Simon’s Nature Reserve
Nestled between two indistinct flagpoles within a remote Solomon Island passage is what we can only describe as one man’s quest to preserve coral diversity. A labor of love fifteen years in the making, Simon’s Nature Reserve is a true testament to the power of long term coral conservation.
As our boat approached the western shoreline of Sandfly passage, a man came paddling out in his dugout canoe. Simon reached our boat with a friendly hello and started telling us about his personal marine protected area.
Since 2004, Simon has been collecting corals around the island, and carefully manicuring his home reef. He removes predators like crown of thorns and Drupella snails, but most of all he doesn’t allow anyone to fish on his reef.
He says sometimes there are fishermen from other villages who come and poach fish, but for the most part, his little nature reserve is a garden of Eden for over 80 genera of coral, as well as a refuge for juvenile fish.

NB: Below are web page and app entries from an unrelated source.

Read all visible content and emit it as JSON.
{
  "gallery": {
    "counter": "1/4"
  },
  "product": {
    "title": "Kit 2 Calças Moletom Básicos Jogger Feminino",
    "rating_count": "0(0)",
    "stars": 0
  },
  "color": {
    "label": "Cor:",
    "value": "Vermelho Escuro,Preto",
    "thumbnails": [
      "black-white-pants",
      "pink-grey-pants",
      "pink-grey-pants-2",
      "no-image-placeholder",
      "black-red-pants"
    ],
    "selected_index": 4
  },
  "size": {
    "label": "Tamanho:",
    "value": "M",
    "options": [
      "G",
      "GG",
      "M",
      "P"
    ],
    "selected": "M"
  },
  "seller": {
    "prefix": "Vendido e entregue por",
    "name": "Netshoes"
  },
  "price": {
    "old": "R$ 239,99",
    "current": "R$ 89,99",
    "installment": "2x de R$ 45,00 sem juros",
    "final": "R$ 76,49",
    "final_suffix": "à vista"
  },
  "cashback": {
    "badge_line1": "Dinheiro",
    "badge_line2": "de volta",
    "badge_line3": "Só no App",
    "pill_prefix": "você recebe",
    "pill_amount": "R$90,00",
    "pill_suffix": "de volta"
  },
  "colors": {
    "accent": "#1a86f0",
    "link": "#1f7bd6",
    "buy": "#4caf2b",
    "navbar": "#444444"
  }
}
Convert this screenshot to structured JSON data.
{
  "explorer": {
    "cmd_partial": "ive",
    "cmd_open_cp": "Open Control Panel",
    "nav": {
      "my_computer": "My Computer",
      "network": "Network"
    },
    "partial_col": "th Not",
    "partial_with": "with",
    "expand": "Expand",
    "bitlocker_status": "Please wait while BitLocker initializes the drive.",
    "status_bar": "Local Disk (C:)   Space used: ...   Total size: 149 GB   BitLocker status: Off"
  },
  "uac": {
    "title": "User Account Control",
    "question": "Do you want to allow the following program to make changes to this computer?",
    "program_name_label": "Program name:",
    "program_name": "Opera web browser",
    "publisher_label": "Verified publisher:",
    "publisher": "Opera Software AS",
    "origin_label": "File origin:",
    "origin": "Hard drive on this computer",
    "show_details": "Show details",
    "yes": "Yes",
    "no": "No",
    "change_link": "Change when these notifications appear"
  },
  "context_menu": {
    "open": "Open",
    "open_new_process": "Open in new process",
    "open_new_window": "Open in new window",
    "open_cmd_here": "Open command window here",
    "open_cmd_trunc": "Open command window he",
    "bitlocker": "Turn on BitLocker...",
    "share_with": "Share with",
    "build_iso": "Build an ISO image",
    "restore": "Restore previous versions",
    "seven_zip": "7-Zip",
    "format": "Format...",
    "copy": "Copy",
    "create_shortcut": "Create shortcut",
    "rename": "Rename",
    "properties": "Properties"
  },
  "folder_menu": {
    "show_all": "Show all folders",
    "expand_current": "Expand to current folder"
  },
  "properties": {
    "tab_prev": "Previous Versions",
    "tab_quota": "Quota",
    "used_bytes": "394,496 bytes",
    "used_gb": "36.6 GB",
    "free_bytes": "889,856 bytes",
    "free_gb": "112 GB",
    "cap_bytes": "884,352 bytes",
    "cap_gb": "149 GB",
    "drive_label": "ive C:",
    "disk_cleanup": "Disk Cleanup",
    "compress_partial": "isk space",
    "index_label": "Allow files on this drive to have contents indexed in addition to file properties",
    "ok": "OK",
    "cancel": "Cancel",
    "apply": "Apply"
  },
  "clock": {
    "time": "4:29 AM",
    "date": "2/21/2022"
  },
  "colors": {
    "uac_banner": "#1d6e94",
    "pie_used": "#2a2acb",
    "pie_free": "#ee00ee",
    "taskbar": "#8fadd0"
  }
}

Even before jumping in the water you are surrounded by corals. The calm protected bay, clear water, and shallow coral colonies glisten beneath the waves. We heard it would be possible to find the infamous purple monster coral in Simon’s Reserve, so we started coral spotting from the boat, planning our decent.
The shallowest parts are filled with thickets of branching staghorn Acropora. Purple, blue, green and cream. We’ve never seen such a healthy dense coral forest. And you thought your frag tank was full! The more we explored, the more hidden gems appeared.
Simon told me he knows all the corals on his reef, and is still finding new varieties around his island. Talk about coral seed bank. Simon is truly preserving the genetic diversity of Solomon Island corals, or at least the corals from his home island in Sandfly Passage.
We found some purple monster on the far end of the reef, part of his newest extension of the reserve. Mixed in we found more purple corals, some bright Montipora, some thick branching Acropora digitifera, and what looks like a pinkish blasto/micromussa.
But the piéce de resistance was three bright turquoise acros, which the pictures seriously do not do this coral justice. We tried our best to adjust the colors to what we saw on the reef but this bad boy was screaming neon turquoise like nothing we’ve ever seen. Simon’s Screaming Staghorn?!
Before leaving Simon showed us his list of corals. This guy could name most of the corals by scientific name. Over 80 genera listed, and if the pink one we photographed was a Mussid of sorts looks like it will be a new one for the list!
For about $50 Solomon Dollars per person, Simon lets people snorkel his reef. A small price to pay knowing he has spent years collecting and maintaining this spot. Simon told me he also uses this reef to educate his neighbors about the importance of keeping corals and stopping to fish, so that baby fish have a place to grow up.
His model of coral conservation has paid off. There are noticeably more fish hiding among the reef. And he’s figured out a way to make money from his efforts. Simply pull up between two flagpoles and wait for Simon to paddle out, ready to share his reef with the world.
Getting There: We went diving with Raiders Hotel & Dive and Visit Solomon Islands. Raiders Hotel & Dive is a small boutique hotel located in the township of Tulagi in the historical Central Province (a.k.a. Nggela Islands or Florida Islands) of the Solomon Islands. Sandfly Passage and Simon’s Nature Reserve is Northwest of Tulagi and can be visited as a day trip.